Event Date: 
Monday, November 4, 2019 - 3:30pm to 4:30pm

Phase Change Materials for Thermal Energy Storage 

Abstract

About 40% of the world’s energy demand is used for heating, from buildings to hot water. Given that light from the sun can be converted to heat with about 90% efficiency, and that it is most efficient to store energy in the form in which it will be used, solar thermal energy could be very useful if a reasonable solution to the storage problem can be found. All materials store energy based on their heat capacity (sensible heat storage), but the volumetric or gravimetric energy storage density is greatly increased by using a material that changes phase (e.g., melting). Such phase change materials (PCMs) have considerable promise for storage of solar thermal energy for later recovery and use. The history and prospects of phase change materials for energy storage will be presented, along with insights into current challenges.

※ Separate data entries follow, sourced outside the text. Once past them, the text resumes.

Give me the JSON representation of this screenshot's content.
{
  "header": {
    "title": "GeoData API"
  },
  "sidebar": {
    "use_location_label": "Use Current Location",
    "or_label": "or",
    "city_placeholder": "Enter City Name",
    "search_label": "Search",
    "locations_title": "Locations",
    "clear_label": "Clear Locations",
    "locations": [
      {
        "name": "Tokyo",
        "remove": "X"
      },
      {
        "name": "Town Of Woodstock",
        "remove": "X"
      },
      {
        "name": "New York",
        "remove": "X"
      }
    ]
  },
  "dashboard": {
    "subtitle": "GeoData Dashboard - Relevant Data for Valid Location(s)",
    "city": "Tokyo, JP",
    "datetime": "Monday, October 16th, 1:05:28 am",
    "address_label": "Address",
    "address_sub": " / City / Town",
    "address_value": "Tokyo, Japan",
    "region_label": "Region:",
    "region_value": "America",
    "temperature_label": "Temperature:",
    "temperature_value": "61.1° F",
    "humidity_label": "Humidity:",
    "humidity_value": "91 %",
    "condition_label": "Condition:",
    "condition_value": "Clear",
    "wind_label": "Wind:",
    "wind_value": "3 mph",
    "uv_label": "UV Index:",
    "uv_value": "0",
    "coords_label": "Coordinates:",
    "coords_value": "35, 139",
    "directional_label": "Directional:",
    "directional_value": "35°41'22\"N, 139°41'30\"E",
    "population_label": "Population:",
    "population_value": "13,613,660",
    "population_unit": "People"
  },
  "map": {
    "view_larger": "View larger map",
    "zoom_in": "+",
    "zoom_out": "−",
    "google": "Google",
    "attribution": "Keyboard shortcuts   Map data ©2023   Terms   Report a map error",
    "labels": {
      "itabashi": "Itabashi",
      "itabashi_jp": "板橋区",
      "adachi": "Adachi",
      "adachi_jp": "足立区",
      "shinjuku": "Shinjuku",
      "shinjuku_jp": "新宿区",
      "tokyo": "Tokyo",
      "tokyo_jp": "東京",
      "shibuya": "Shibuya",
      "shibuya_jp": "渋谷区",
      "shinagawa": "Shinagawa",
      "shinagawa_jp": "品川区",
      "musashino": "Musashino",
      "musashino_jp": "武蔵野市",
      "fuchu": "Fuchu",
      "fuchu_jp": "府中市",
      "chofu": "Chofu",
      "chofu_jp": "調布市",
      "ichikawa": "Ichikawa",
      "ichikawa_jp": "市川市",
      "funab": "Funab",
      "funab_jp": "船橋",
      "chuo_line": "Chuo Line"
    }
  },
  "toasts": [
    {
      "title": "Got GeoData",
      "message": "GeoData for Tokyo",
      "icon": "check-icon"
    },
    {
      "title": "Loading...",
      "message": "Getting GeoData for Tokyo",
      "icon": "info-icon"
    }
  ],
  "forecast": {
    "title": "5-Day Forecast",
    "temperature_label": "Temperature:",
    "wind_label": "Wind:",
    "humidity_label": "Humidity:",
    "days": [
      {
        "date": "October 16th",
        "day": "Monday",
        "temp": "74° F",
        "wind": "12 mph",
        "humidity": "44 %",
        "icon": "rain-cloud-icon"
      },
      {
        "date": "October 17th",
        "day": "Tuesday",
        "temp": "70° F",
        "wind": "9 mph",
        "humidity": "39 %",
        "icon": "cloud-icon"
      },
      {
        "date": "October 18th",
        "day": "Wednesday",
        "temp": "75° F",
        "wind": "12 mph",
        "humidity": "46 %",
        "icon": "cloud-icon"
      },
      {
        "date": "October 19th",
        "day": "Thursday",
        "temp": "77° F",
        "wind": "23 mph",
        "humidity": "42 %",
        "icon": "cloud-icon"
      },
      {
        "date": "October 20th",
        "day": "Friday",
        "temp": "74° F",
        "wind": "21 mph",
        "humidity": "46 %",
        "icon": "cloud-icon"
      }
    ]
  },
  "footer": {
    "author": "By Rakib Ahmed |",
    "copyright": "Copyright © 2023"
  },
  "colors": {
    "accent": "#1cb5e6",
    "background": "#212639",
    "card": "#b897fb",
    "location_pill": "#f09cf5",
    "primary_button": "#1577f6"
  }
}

Mary Anne White is the Harry Shirreff Professor of Chemical Research (Emerita) at Dalhousie University in Halifax, Nova Scotia. She holds a BSc (Honours Chemistry, 1975) from UWO, and PhD (Chemistry, 1979) from McMaster, carried out under the supervision of Professor James A. Morrison. Following an NSERC Postdoctoral Fellowship at the University of Oxford, in 1981 she took up an NSERC University Research Fellowship/Assistant Professorship at the University of Waterloo, which she transferred to Dalhousie University in 1983. Mary Anne rose through the ranks at Dalhousie, where she was co-founder and first director for the Institute for Research in Materials (now Clean Technologies Research Institute), and also director of the NSERC CREATE Program, DREAMS (Dalhousie Research in Energy, Advanced Materials and Sustainability). Mary Anne’s research is in thermal properties of materials, now focused on energy storage. She has published more than 200 papers, a textbook (“Physical Properties of Materials”, now in its 3rd edition), and holds two patents. Mary Anne has received many awards, including the Noranda Award of the Canadian Society for Chemistry, the Sunner Award of the Calorimetry Conference, the Union Carbide Award for Chemical Education from the Chemical Institute of Canada, the American Chemical Society Award for Incorporation of Sustainability into Chemical Education, and the McNeil Medal for Public Awareness of Science from the Royal Society of Canada. She is an elected Fellow of the Chemical Institute of Canada, of IUPAC, and of the Royal Society of Canada. She holds honorary doctorates from McMaster University, the University of Western Ontario and the University of Ottawa. She is an Officer of the Order of Canada.

 

 

Event Location: 
McMaster
Location Details: 
JHE 326H